Source data
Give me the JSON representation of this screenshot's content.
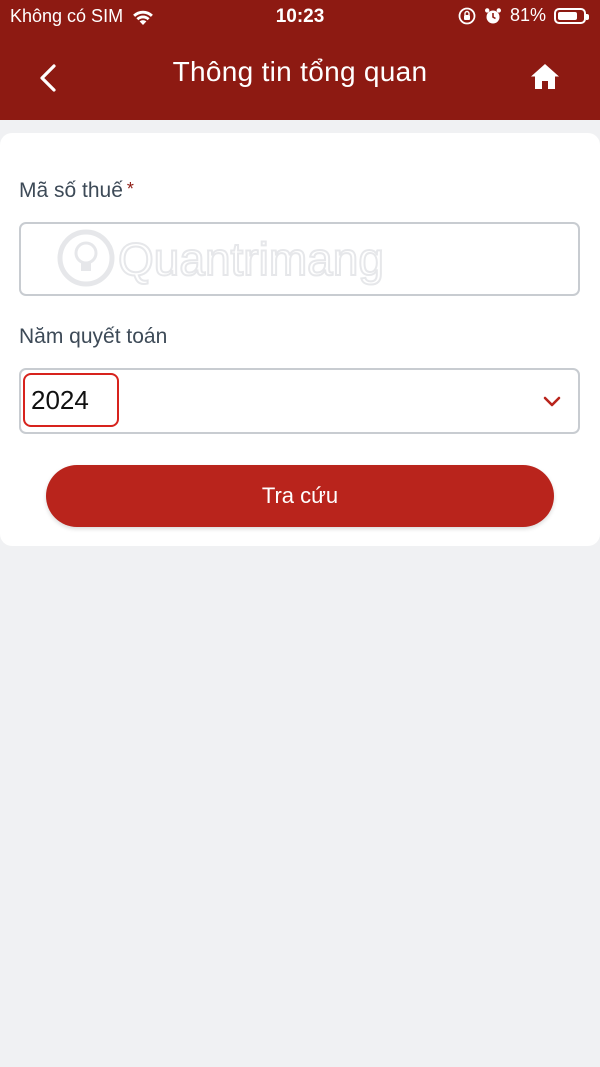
{
  "status_bar": {
    "carrier": "Không có SIM",
    "time": "10:23",
    "battery_percent_label": "81%",
    "battery_level": 0.81,
    "icons": [
      "wifi-icon",
      "orientation-lock-icon",
      "alarm-icon",
      "battery-icon"
    ]
  },
  "nav": {
    "title": "Thông tin tổng quan",
    "back_icon": "chevron-left-icon",
    "home_icon": "home-icon"
  },
  "form": {
    "tax_code_label": "Mã số thuế",
    "required_marker": "*",
    "tax_code_value": "",
    "year_label": "Năm quyết toán",
    "year_value": "2024",
    "search_button": "Tra cứu"
  },
  "watermark": {
    "text": "Quantrimang"
  },
  "colors": {
    "header": "#8d1a12",
    "button": "#b9241c",
    "highlight": "#d7231d",
    "background": "#f0f1f3"
  }
}
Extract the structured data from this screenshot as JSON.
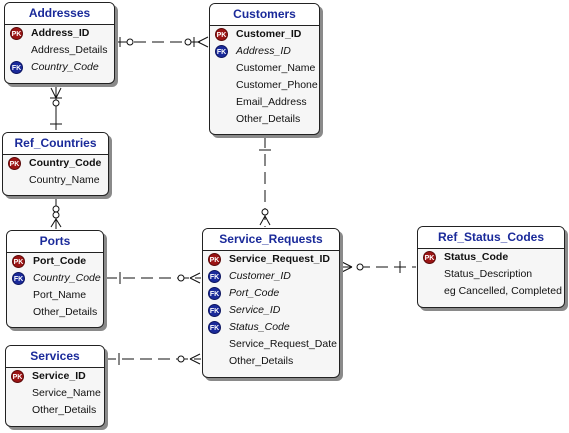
{
  "entities": {
    "addresses": {
      "name": "Addresses",
      "pk": [
        {
          "label": "Address_ID",
          "key": "PK"
        }
      ],
      "fields": [
        {
          "label": "Address_Details",
          "key": ""
        },
        {
          "label": "Country_Code",
          "key": "FK"
        }
      ]
    },
    "customers": {
      "name": "Customers",
      "pk": [
        {
          "label": "Customer_ID",
          "key": "PK"
        },
        {
          "label": "Address_ID",
          "key": "FK"
        }
      ],
      "fields": [
        {
          "label": "Customer_Name",
          "key": ""
        },
        {
          "label": "Customer_Phone",
          "key": ""
        },
        {
          "label": "Email_Address",
          "key": ""
        },
        {
          "label": "Other_Details",
          "key": ""
        }
      ]
    },
    "ref_countries": {
      "name": "Ref_Countries",
      "pk": [
        {
          "label": "Country_Code",
          "key": "PK"
        }
      ],
      "fields": [
        {
          "label": "Country_Name",
          "key": ""
        }
      ]
    },
    "ports": {
      "name": "Ports",
      "pk": [
        {
          "label": "Port_Code",
          "key": "PK"
        }
      ],
      "fields": [
        {
          "label": "Country_Code",
          "key": "FK"
        },
        {
          "label": "Port_Name",
          "key": ""
        },
        {
          "label": "Other_Details",
          "key": ""
        }
      ]
    },
    "service_requests": {
      "name": "Service_Requests",
      "pk": [
        {
          "label": "Service_Request_ID",
          "key": "PK"
        }
      ],
      "fields": [
        {
          "label": "Customer_ID",
          "key": "FK"
        },
        {
          "label": "Port_Code",
          "key": "FK"
        },
        {
          "label": "Service_ID",
          "key": "FK"
        },
        {
          "label": "Status_Code",
          "key": "FK"
        },
        {
          "label": "Service_Request_Date",
          "key": ""
        },
        {
          "label": "Other_Details",
          "key": ""
        }
      ]
    },
    "ref_status_codes": {
      "name": "Ref_Status_Codes",
      "pk": [
        {
          "label": "Status_Code",
          "key": "PK"
        }
      ],
      "fields": [
        {
          "label": "Status_Description",
          "key": ""
        },
        {
          "label": "eg Cancelled, Completed",
          "key": ""
        }
      ]
    },
    "services": {
      "name": "Services",
      "pk": [
        {
          "label": "Service_ID",
          "key": "PK"
        }
      ],
      "fields": [
        {
          "label": "Service_Name",
          "key": ""
        },
        {
          "label": "Other_Details",
          "key": ""
        }
      ]
    }
  },
  "relationships": [
    {
      "from": "addresses",
      "to": "customers"
    },
    {
      "from": "ref_countries",
      "to": "addresses"
    },
    {
      "from": "ref_countries",
      "to": "ports"
    },
    {
      "from": "customers",
      "to": "service_requests"
    },
    {
      "from": "ports",
      "to": "service_requests"
    },
    {
      "from": "services",
      "to": "service_requests"
    },
    {
      "from": "ref_status_codes",
      "to": "service_requests"
    }
  ],
  "colors": {
    "header_text": "#1a2a9a",
    "pk_badge": "#9b1414",
    "fk_badge": "#1a2a9a"
  }
}
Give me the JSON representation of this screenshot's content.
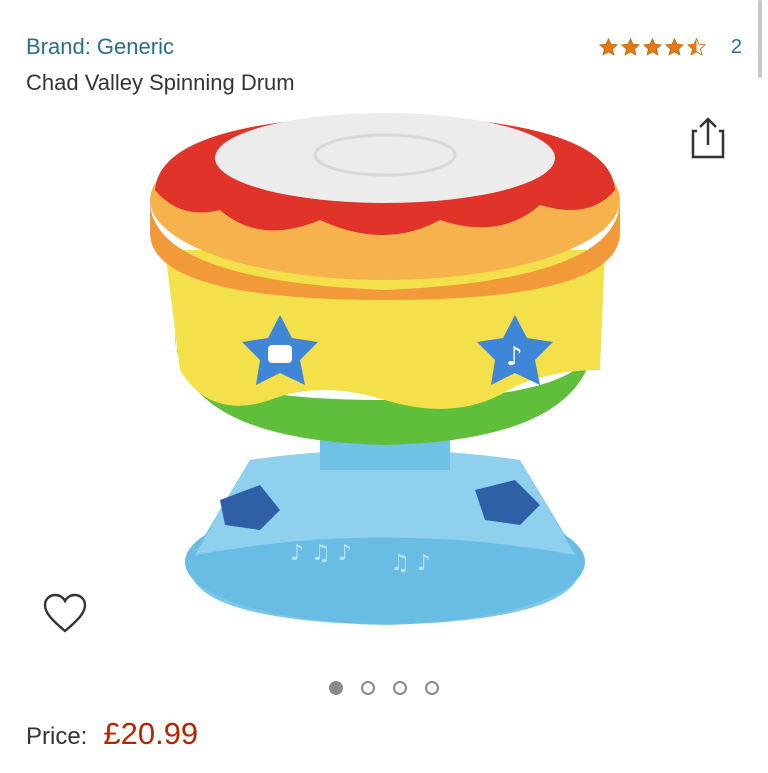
{
  "product": {
    "brand": "Brand: Generic",
    "title": "Chad Valley Spinning Drum"
  },
  "rating": {
    "stars": 4.5,
    "count": "2",
    "star_color": "#e47911"
  },
  "icons": {
    "share": "share-icon",
    "wishlist": "heart-outline-icon"
  },
  "carousel": {
    "total": 4,
    "active_index": 0
  },
  "price": {
    "label": "Price:",
    "value": "£20.99",
    "color": "#b12704"
  }
}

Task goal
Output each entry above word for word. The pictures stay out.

Task output
Give me the JSON representation of this screenshot's content.
{
  "status_bar": {
    "carrier": "Không có SIM",
    "time": "10:23",
    "battery_percent_label": "81%",
    "battery_level": 0.81,
    "icons": [
      "wifi-icon",
      "orientation-lock-icon",
      "alarm-icon",
      "battery-icon"
    ]
  },
  "nav": {
    "title": "Thông tin tổng quan",
    "back_icon": "chevron-left-icon",
    "home_icon": "home-icon"
  },
  "form": {
    "tax_code_label": "Mã số thuế",
    "required_marker": "*",
    "tax_code_value": "",
    "year_label": "Năm quyết toán",
    "year_value": "2024",
    "search_button": "Tra cứu"
  },
  "watermark": {
    "text": "Quantrimang"
  },
  "colors": {
    "header": "#8d1a12",
    "button": "#b9241c",
    "highlight": "#d7231d",
    "background": "#f0f1f3"
  }
}
Extract the structured data from this screenshot as JSON.
{
  "entities": {
    "addresses": {
      "name": "Addresses",
      "pk": [
        {
          "label": "Address_ID",
          "key": "PK"
        }
      ],
      "fields": [
        {
          "label": "Address_Details",
          "key": ""
        },
        {
          "label": "Country_Code",
          "key": "FK"
        }
      ]
    },
    "customers": {
      "name": "Customers",
      "pk": [
        {
          "label": "Customer_ID",
          "key": "PK"
        },
        {
          "label": "Address_ID",
          "key": "FK"
        }
      ],
      "fields": [
        {
          "label": "Customer_Name",
          "key": ""
        },
        {
          "label": "Customer_Phone",
          "key": ""
        },
        {
          "label": "Email_Address",
          "key": ""
        },
        {
          "label": "Other_Details",
          "key": ""
        }
      ]
    },
    "ref_countries": {
      "name": "Ref_Countries",
      "pk": [
        {
          "label": "Country_Code",
          "key": "PK"
        }
      ],
      "fields": [
        {
          "label": "Country_Name",
          "key": ""
        }
      ]
    },
    "ports": {
      "name": "Ports",
      "pk": [
        {
          "label": "Port_Code",
          "key": "PK"
        }
      ],
      "fields": [
        {
          "label": "Country_Code",
          "key": "FK"
        },
        {
          "label": "Port_Name",
          "key": ""
        },
        {
          "label": "Other_Details",
          "key": ""
        }
      ]
    },
    "service_requests": {
      "name": "Service_Requests",
      "pk": [
        {
          "label": "Service_Request_ID",
          "key": "PK"
        }
      ],
      "fields": [
        {
          "label": "Customer_ID",
          "key": "FK"
        },
        {
          "label": "Port_Code",
          "key": "FK"
        },
        {
          "label": "Service_ID",
          "key": "FK"
        },
        {
          "label": "Status_Code",
          "key": "FK"
        },
        {
          "label": "Service_Request_Date",
          "key": ""
        },
        {
          "label": "Other_Details",
          "key": ""
        }
      ]
    },
    "ref_status_codes": {
      "name": "Ref_Status_Codes",
      "pk": [
        {
          "label": "Status_Code",
          "key": "PK"
        }
      ],
      "fields": [
        {
          "label": "Status_Description",
          "key": ""
        },
        {
          "label": "eg Cancelled, Completed",
          "key": ""
        }
      ]
    },
    "services": {
      "name": "Services",
      "pk": [
        {
          "label": "Service_ID",
          "key": "PK"
        }
      ],
      "fields": [
        {
          "label": "Service_Name",
          "key": ""
        },
        {
          "label": "Other_Details",
          "key": ""
        }
      ]
    }
  },
  "relationships": [
    {
      "from": "addresses",
      "to": "customers"
    },
    {
      "from": "ref_countries",
      "to": "addresses"
    },
    {
      "from": "ref_countries",
      "to": "ports"
    },
    {
      "from": "customers",
      "to": "service_requests"
    },
    {
      "from": "ports",
      "to": "service_requests"
    },
    {
      "from": "services",
      "to": "service_requests"
    },
    {
      "from": "ref_status_codes",
      "to": "service_requests"
    }
  ],
  "colors": {
    "header_text": "#1a2a9a",
    "pk_badge": "#9b1414",
    "fk_badge": "#1a2a9a"
  }
}
Give me the JSON representation of this screenshot's content.
{
  "product": {
    "brand": "Brand: Generic",
    "title": "Chad Valley Spinning Drum"
  },
  "rating": {
    "stars": 4.5,
    "count": "2",
    "star_color": "#e47911"
  },
  "icons": {
    "share": "share-icon",
    "wishlist": "heart-outline-icon"
  },
  "carousel": {
    "total": 4,
    "active_index": 0
  },
  "price": {
    "label": "Price:",
    "value": "£20.99",
    "color": "#b12704"
  }
}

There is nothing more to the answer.